§ **Directions for this task**
Your answer must be the records below, repeated exactly, with every picture left out.

╭─ Records to process

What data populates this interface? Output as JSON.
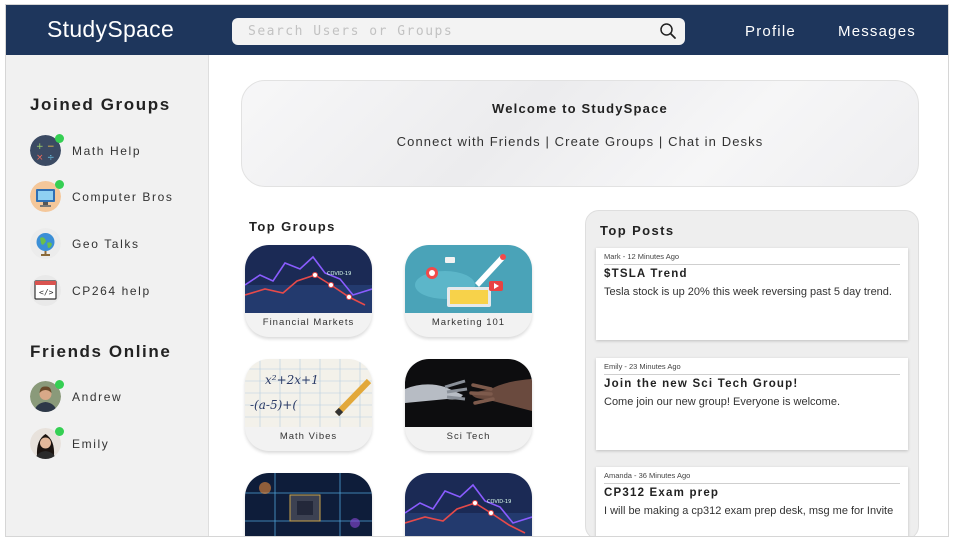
{
  "header": {
    "brand": "StudySpace",
    "search_placeholder": "Search Users or Groups",
    "nav": [
      "Profile",
      "Messages"
    ]
  },
  "sidebar": {
    "joined_title": "Joined Groups",
    "groups": [
      {
        "label": "Math Help",
        "icon": "math-symbols-icon",
        "online": true
      },
      {
        "label": "Computer Bros",
        "icon": "computer-icon",
        "online": true
      },
      {
        "label": "Geo Talks",
        "icon": "globe-icon",
        "online": false
      },
      {
        "label": "CP264 help",
        "icon": "code-window-icon",
        "online": false
      }
    ],
    "friends_title": "Friends Online",
    "friends": [
      {
        "label": "Andrew",
        "online": true
      },
      {
        "label": "Emily",
        "online": true
      }
    ]
  },
  "welcome": {
    "title": "Welcome to StudySpace",
    "subtitle": "Connect with Friends | Create Groups | Chat in Desks"
  },
  "top_groups": {
    "title": "Top Groups",
    "cards": [
      {
        "label": "Financial Markets",
        "image": "stock-chart-image"
      },
      {
        "label": "Marketing 101",
        "image": "marketing-illustration-image"
      },
      {
        "label": "Math Vibes",
        "image": "math-paper-image"
      },
      {
        "label": "Sci Tech",
        "image": "robot-hand-image"
      },
      {
        "label": "",
        "image": "circuit-chip-image"
      },
      {
        "label": "",
        "image": "stock-chart-image"
      }
    ]
  },
  "top_posts": {
    "title": "Top Posts",
    "posts": [
      {
        "meta": "Mark - 12 Minutes Ago",
        "title": "$TSLA Trend",
        "body": "Tesla stock is up 20% this week reversing past 5 day trend."
      },
      {
        "meta": "Emily - 23 Minutes Ago",
        "title": "Join the new Sci Tech Group!",
        "body": "Come join our new group! Everyone is welcome."
      },
      {
        "meta": "Amanda - 36 Minutes Ago",
        "title": "CP312 Exam prep",
        "body": "I will be making a cp312 exam prep desk, msg me for Invite"
      }
    ]
  },
  "colors": {
    "header_bg": "#1e365c",
    "online_dot": "#35cf53",
    "sidebar_bg": "#f1f1f1"
  }
}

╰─

§ **Exercise answer**
What data populates this interface? Output as JSON.
{
  "header": {
    "brand": "StudySpace",
    "search_placeholder": "Search Users or Groups",
    "nav": [
      "Profile",
      "Messages"
    ]
  },
  "sidebar": {
    "joined_title": "Joined Groups",
    "groups": [
      {
        "label": "Math Help",
        "icon": "math-symbols-icon",
        "online": true
      },
      {
        "label": "Computer Bros",
        "icon": "computer-icon",
        "online": true
      },
      {
        "label": "Geo Talks",
        "icon": "globe-icon",
        "online": false
      },
      {
        "label": "CP264 help",
        "icon": "code-window-icon",
        "online": false
      }
    ],
    "friends_title": "Friends Online",
    "friends": [
      {
        "label": "Andrew",
        "online": true
      },
      {
        "label": "Emily",
        "online": true
      }
    ]
  },
  "welcome": {
    "title": "Welcome to StudySpace",
    "subtitle": "Connect with Friends | Create Groups | Chat in Desks"
  },
  "top_groups": {
    "title": "Top Groups",
    "cards": [
      {
        "label": "Financial Markets",
        "image": "stock-chart-image"
      },
      {
        "label": "Marketing 101",
        "image": "marketing-illustration-image"
      },
      {
        "label": "Math Vibes",
        "image": "math-paper-image"
      },
      {
        "label": "Sci Tech",
        "image": "robot-hand-image"
      },
      {
        "label": "",
        "image": "circuit-chip-image"
      },
      {
        "label": "",
        "image": "stock-chart-image"
      }
    ]
  },
  "top_posts": {
    "title": "Top Posts",
    "posts": [
      {
        "meta": "Mark - 12 Minutes Ago",
        "title": "$TSLA Trend",
        "body": "Tesla stock is up 20% this week reversing past 5 day trend."
      },
      {
        "meta": "Emily - 23 Minutes Ago",
        "title": "Join the new Sci Tech Group!",
        "body": "Come join our new group! Everyone is welcome."
      },
      {
        "meta": "Amanda - 36 Minutes Ago",
        "title": "CP312 Exam prep",
        "body": "I will be making a cp312 exam prep desk, msg me for Invite"
      }
    ]
  },
  "colors": {
    "header_bg": "#1e365c",
    "online_dot": "#35cf53",
    "sidebar_bg": "#f1f1f1"
  }
}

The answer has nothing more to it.